The Solar System has a second plane where objects orbit the Sun

Almost all the objects orbiting the sun live in a particular plane, called the ecliptic plane. But a recent analysis of long-period comets reveals a second home, a so-called “empty ecliptic”. And it may be populated with comets dragged there by none other than the gravity of the Milky Way galaxy.

When solar systems like ours first start forming, they compress from a loose-and-irregular cloud of gas and dust into a rapidly spinning, thin, flat disk. All the planets, the asteroids, and the comets form in this disk. Once that disk disappears (either through its material accreting onto planets or it getting blasted by outbursts from the young sun), all the objects still maintain that original orbital preference, something called the ecliptic plane.

You can see this effect today, as you watch the sun, the moon, and all the planets travel along roughly the same track on the sky.

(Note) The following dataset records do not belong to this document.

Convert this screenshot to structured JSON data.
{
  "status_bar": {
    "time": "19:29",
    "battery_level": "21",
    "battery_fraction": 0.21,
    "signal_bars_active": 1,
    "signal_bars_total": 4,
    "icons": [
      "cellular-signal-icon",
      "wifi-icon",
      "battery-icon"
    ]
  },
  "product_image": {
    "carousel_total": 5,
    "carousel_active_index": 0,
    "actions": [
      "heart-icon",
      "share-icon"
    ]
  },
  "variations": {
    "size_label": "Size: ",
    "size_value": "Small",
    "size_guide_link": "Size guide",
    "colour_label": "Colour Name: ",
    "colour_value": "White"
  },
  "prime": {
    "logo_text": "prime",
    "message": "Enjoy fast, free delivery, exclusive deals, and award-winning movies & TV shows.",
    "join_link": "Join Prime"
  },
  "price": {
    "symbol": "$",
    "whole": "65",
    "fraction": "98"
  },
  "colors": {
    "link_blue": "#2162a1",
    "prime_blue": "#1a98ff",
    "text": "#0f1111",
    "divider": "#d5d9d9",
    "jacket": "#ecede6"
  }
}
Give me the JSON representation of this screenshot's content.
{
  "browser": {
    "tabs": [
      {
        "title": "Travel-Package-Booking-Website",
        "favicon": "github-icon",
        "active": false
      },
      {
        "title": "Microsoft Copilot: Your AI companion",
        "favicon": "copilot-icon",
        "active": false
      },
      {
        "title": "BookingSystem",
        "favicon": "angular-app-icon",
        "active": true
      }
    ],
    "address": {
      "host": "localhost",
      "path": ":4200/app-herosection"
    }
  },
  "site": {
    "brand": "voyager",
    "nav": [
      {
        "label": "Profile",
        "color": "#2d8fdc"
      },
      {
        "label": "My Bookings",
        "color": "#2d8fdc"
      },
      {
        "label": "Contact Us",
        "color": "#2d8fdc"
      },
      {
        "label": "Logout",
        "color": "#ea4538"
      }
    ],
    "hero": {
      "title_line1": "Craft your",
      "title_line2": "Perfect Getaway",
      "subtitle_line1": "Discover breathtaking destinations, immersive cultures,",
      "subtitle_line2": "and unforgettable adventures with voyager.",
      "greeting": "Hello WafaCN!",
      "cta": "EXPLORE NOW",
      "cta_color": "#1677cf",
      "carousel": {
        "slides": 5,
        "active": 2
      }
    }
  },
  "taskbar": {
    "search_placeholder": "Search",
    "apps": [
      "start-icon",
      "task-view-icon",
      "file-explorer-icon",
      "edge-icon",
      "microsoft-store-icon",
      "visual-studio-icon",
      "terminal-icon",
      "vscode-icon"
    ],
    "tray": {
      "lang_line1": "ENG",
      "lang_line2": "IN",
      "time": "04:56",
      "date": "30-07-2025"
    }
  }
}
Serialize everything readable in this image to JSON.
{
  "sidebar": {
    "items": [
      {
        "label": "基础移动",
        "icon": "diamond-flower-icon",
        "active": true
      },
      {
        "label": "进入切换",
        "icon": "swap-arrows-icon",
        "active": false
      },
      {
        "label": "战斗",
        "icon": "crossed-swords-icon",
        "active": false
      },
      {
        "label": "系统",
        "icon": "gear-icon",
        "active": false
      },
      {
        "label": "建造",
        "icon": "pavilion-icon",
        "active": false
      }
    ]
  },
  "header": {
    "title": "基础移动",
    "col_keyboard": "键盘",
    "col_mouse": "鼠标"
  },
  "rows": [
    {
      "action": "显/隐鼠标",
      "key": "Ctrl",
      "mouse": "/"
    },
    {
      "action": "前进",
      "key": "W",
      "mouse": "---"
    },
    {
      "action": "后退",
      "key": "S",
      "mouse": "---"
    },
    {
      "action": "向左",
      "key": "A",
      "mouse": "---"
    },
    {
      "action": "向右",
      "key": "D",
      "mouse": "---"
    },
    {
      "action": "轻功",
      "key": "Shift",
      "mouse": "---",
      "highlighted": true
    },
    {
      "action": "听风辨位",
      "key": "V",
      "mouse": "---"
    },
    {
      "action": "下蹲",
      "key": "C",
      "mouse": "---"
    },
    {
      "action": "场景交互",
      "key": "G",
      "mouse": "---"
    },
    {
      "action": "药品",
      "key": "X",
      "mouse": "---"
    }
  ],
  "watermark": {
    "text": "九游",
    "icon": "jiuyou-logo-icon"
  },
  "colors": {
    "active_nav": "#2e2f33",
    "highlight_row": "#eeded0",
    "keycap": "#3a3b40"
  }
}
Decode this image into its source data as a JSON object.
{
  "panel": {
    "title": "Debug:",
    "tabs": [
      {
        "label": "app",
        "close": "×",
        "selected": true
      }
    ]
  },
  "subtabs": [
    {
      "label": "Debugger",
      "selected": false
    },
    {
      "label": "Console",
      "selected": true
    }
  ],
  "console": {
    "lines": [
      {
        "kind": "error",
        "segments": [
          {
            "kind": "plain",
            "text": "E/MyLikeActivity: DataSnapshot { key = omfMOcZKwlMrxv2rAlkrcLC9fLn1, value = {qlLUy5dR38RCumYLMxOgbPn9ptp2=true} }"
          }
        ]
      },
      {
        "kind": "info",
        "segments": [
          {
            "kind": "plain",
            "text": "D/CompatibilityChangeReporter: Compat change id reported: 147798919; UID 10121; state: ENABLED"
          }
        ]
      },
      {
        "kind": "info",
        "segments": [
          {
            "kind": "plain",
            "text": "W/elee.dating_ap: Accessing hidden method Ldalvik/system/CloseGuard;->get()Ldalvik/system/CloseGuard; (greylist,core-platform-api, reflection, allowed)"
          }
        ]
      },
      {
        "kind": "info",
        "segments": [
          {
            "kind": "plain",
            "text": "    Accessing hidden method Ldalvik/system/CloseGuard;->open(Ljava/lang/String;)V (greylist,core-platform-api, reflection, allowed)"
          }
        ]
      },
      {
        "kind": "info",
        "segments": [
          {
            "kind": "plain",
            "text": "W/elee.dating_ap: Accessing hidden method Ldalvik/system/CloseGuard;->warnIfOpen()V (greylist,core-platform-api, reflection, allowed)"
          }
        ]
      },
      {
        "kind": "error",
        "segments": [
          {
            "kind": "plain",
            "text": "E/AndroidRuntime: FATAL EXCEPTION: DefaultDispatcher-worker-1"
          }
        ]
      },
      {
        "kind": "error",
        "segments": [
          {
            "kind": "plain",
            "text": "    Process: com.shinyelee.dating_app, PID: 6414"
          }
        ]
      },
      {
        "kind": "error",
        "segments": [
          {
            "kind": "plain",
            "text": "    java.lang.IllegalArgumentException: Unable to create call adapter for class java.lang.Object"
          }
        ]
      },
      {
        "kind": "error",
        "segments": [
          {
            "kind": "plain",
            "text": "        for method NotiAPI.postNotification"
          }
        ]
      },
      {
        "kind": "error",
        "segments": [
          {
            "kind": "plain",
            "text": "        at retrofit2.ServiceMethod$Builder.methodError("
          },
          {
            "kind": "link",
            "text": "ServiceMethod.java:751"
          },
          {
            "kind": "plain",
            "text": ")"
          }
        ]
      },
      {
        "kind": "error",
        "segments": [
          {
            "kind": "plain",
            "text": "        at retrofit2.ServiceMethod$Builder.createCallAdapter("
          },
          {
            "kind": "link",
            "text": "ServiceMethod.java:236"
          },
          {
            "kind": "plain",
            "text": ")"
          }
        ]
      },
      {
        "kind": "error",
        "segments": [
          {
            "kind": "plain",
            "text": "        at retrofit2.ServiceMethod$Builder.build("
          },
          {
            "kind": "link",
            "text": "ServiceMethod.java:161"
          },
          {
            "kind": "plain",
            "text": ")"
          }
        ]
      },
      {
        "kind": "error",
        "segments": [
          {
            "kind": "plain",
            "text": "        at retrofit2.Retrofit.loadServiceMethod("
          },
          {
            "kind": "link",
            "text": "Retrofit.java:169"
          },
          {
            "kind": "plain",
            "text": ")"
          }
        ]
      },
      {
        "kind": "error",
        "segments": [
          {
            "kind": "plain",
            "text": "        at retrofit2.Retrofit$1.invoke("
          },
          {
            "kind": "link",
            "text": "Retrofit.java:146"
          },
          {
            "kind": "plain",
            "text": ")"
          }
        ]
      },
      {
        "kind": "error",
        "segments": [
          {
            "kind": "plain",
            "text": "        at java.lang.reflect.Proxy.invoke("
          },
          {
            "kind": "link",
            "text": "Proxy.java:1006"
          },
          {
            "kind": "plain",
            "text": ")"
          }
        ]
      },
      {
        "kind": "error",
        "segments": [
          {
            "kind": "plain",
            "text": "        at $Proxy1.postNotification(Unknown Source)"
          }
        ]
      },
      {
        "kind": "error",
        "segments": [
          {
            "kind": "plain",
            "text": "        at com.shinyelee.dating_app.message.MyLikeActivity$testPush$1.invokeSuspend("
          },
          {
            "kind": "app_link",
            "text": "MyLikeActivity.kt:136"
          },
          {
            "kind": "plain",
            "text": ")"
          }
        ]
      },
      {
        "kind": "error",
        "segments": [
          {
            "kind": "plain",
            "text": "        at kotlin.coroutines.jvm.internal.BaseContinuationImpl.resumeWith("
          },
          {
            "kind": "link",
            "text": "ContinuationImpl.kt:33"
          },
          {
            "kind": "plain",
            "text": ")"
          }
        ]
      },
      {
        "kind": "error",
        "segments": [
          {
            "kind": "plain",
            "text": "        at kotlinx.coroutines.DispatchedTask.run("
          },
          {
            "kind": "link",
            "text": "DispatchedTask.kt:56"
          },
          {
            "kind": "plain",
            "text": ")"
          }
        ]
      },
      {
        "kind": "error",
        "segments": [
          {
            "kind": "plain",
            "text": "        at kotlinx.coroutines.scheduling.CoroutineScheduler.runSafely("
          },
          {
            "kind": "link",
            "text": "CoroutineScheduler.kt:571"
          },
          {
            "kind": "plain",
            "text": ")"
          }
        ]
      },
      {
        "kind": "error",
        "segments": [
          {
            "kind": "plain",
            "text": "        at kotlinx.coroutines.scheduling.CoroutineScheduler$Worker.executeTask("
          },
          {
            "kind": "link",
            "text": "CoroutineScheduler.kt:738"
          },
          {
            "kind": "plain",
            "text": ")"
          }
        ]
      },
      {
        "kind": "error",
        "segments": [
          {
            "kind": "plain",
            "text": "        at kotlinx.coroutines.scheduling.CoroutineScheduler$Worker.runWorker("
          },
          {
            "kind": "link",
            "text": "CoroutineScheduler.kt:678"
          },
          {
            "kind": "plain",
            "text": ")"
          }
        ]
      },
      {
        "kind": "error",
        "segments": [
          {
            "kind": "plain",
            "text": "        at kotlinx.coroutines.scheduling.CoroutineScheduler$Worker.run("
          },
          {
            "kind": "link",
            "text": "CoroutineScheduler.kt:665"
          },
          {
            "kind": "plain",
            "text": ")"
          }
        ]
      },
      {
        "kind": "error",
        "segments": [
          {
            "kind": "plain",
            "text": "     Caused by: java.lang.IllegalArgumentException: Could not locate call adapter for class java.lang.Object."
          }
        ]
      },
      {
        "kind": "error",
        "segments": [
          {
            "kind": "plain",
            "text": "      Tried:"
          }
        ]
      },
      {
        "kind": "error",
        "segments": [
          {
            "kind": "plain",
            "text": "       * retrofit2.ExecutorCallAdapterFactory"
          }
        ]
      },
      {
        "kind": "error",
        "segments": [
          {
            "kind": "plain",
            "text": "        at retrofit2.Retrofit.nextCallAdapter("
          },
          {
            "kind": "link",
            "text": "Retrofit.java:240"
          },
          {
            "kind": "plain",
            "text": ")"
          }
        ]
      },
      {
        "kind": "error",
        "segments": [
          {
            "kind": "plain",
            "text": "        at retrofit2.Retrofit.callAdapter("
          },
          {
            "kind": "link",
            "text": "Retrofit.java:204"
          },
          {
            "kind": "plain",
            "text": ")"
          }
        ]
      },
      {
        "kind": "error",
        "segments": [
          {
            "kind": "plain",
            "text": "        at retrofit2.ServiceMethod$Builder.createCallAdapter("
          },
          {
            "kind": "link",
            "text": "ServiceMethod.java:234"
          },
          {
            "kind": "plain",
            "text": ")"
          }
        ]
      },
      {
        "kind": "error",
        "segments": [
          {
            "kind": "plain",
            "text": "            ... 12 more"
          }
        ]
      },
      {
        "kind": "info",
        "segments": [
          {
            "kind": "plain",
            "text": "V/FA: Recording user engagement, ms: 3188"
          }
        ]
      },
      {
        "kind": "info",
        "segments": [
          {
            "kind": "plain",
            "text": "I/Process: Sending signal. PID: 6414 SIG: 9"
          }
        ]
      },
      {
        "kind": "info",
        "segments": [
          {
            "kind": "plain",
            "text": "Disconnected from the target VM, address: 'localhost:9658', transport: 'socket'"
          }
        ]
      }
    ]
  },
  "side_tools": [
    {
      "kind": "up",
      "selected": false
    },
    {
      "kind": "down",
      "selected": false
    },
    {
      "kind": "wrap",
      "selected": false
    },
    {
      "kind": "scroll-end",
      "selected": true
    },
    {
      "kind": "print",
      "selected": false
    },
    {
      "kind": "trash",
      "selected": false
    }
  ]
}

The comets are another story. While they initially formed along with everyone else on the ecliptic plane, their gravitational interactions with the outer planets forced them into other, essentially random orbits around the sun. That’s why comets enter our skies from all sorts of directions.

But the distribution of comets in our solar system may not be too random, according to new research appearing the Astronomical Journal. That analysis found that long-period comets tend to also prefer a second plane of the solar system.

This plane, known as the “empty ecliptic” because it started out barren and was later filled with comets, sits at a very precise angle relative to the original ecliptic plane. The ecliptic itself sits at 60 degrees relative to the plane of our Milky Way galaxy (in other words, our solar system is tilted by 60 degrees relative to the galaxy), while the empty ecliptic sits at 60 degrees in the opposite direction.

This lead the researchers to conclude that the environment of our solar system – namely, the gravitational differences surrounding us – play a role in shifting and shaping the orbits of long-period comets.

These results aren’t nearly cut-and-dry, however. Comets do have all sorts of orbits, with just a general vague preference to either hang out in the either the normal or empty ecliptic, but even then the most-preferred location isn’t exactly on either one. Understanding why this is the case can help astronomers understand how the galaxy itself shaped the evolution of our solar system.